Take nuclear energy for example. In the span of a decade, atomic energy went from an abstract concept in 1941 that you might use uranium to build a bomb to the first nuclear reactor, the small Experimental Breeder reactor, which started up in December 1951. From point A to point B, brilliant scientists, Albert Einstein included, strong government support, and, of course, an overwhelming desire to end World War II and return the world to peace all influenced the evolution of nuclear energy. Yes, American determination and innovation certainly excelled here, but do we have the capabilities to lead us to the next energy revolution, namely that of energy diversity, self-reliance and sustainability?
My hesitation to respond with an enthusiastic "yes" rests neither on the lack of public and private energy research nor on the lack of resources available to meet our growing energy needs, but on the lack of technicians, engineers and scientists needed to drive American energy production. The United States possesses abundant resources -- from oil and natural gas to biomass and nuclear energy -- to fuel our economy and lessen the dependence on foreign imports.
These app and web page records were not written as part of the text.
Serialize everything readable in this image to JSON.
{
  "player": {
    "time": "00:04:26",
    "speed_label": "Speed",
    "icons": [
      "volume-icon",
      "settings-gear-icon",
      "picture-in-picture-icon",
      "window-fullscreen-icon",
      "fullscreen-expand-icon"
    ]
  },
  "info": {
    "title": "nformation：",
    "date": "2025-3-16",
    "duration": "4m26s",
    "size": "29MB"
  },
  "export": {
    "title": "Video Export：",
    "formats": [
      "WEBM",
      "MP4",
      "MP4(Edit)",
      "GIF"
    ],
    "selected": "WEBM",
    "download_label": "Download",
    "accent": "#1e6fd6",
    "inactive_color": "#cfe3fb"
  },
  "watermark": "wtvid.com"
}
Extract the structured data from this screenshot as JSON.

Notwithstanding, across-the-board the energy industry suffers from a deficit of skilled workers who can manufacture wind turbines and solar panels, operate a drill bit on an oil rig, or perform a multitude of other necessary functions.
According to a recent Washington Post article, a report by Deloitte for the Manufacturing Institute found that as many as 600,000 manufacturing jobs are going unfilled, even at a time of high unemployment. For an insight on how the energy sector compares, a quick look at the employment listings of some of the leading energy developers in the United States affirms what we already know: The United States does not graduate enough machinists, engineers and scientists to fill many of these vacancies. If this trend continues, the United States will not have the skilled workers necessary to pave the path towards an energy future that focuses more on increased use of alternative and renewable energy.
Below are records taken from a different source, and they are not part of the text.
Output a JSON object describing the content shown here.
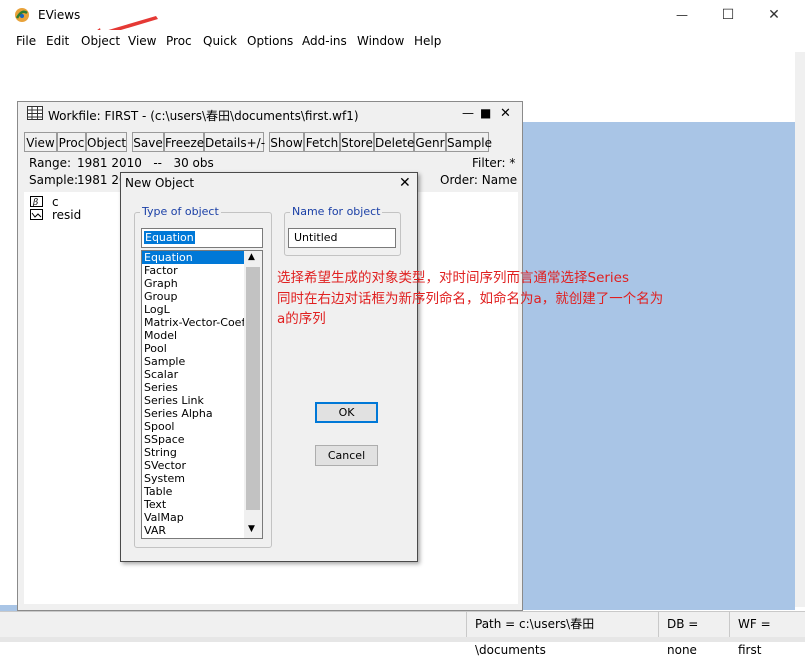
{
  "app": {
    "title": "EViews",
    "icon": "eviews-logo-icon"
  },
  "window_controls": {
    "minimize": "—",
    "maximize": "☐",
    "close": "✕"
  },
  "menu": [
    "File",
    "Edit",
    "Object",
    "View",
    "Proc",
    "Quick",
    "Options",
    "Add-ins",
    "Window",
    "Help"
  ],
  "workfile": {
    "title": "Workfile: FIRST - (c:\\users\\春田\\documents\\first.wf1)",
    "controls": {
      "minimize": "—",
      "maximize": "■",
      "close": "✕"
    },
    "toolbar": [
      "View",
      "Proc",
      "Object",
      "Save",
      "Freeze",
      "Details+/-",
      "Show",
      "Fetch",
      "Store",
      "Delete",
      "Genr",
      "Sample"
    ],
    "range_label": "Range:",
    "range_value": "1981 2010   --   30 obs",
    "sample_label": "Sample:",
    "sample_value": "1981 20",
    "filter": "Filter: *",
    "order": "Order: Name",
    "objects": [
      {
        "name": "c",
        "icon": "coefficient-icon"
      },
      {
        "name": "resid",
        "icon": "series-icon"
      }
    ]
  },
  "dialog": {
    "title": "New Object",
    "type_group_label": "Type of object",
    "type_input_value": "Equation",
    "types": [
      "Equation",
      "Factor",
      "Graph",
      "Group",
      "LogL",
      "Matrix-Vector-Coef",
      "Model",
      "Pool",
      "Sample",
      "Scalar",
      "Series",
      "Series Link",
      "Series Alpha",
      "Spool",
      "SSpace",
      "String",
      "SVector",
      "System",
      "Table",
      "Text",
      "ValMap",
      "VAR"
    ],
    "selected_type": "Equation",
    "name_group_label": "Name for object",
    "name_value": "Untitled",
    "ok_label": "OK",
    "cancel_label": "Cancel"
  },
  "annotation": {
    "line1": "选择希望生成的对象类型，对时间序列而言通常选择Series",
    "line2": "同时在右边对话框为新序列命名，如命名为a，就创建了一个名为",
    "line3": "a的序列",
    "color": "#e02020"
  },
  "statusbar": {
    "path": "Path = c:\\users\\春田\\documents",
    "db": "DB = none",
    "wf": "WF = first"
  },
  "colors": {
    "desktop": "#a9c5e6",
    "selection": "#0078d7",
    "annotation": "#e02020"
  }
}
One of CEA's leading policy priorities has focused on expanding energy education at all levels to ensure a capable workforce for now and in the coming years. Across the country, there are a variety of initiatives that bolster technical and vocational training at community colleges and that increase the number of geoscientists, engineers and mathematicians graduating from our nation's universities. While programs at the post-secondary level have produced wonderful successes, we must better capture a student's interest in energy and the sciences at a much younger age. Surveys confirm that after a student reaches high school, his or her interest in math and science wanes, and by the time these students reach college, fewer and fewer are completing degrees in these fields.
Sparking the imagination of our young students and giving them the tools to succeed in these critical fields is essential. CEA has invested much of our efforts to promoting the sciences to young students through our annual Energy Day festival in Houston, Texas, an official City of Houston event that highlights the importance of energy in our everyday lives and awards scholarships to K-12 grade students for achievements in energy and science. To keep the momentum going year-round, Energy Day partners with several local science and academic competitions to challenge our students inside and outside the classroom. Myriad other private and public projects deserve credit, too, for the programs and partnerships that advance science education and give our young students a chance to succeed in these challenging fields.
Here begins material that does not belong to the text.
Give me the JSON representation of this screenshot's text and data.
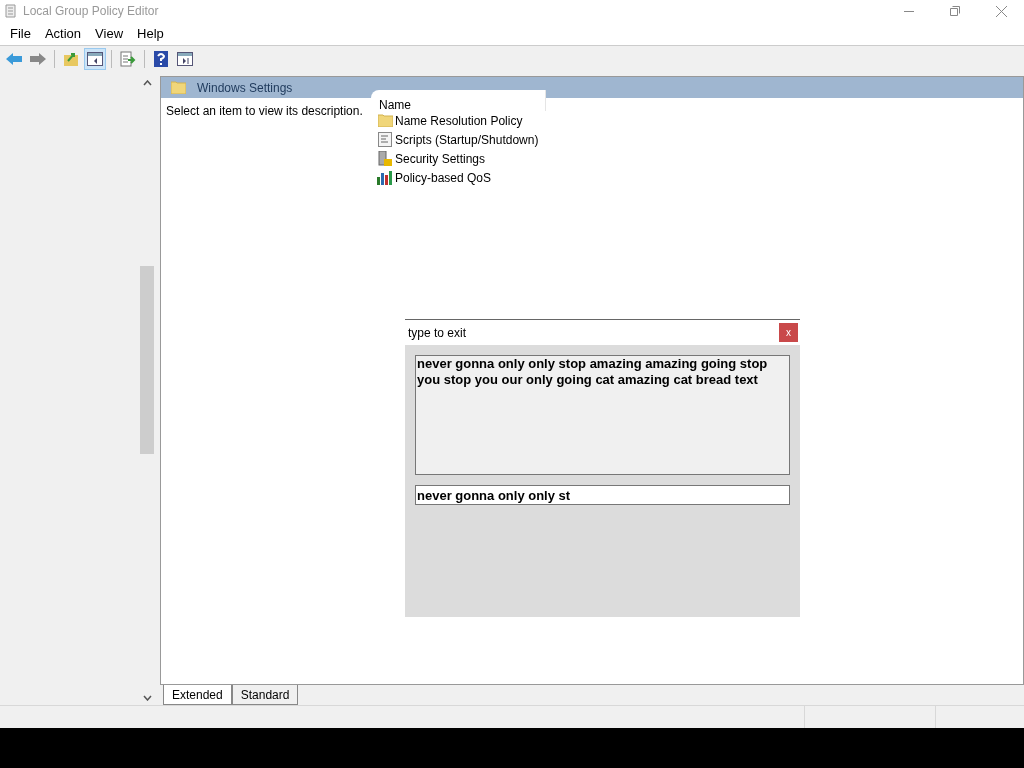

Educators and parents have long recognized the need to focus more on math and science. Now, it is time for policymakers, businesses and communities to stand up and play a more active role in training our next generation of energy professionals. As the President underscored in his address, innovation and education are integral to America's economic future. Little did he know how imperative these would also be for our energy future.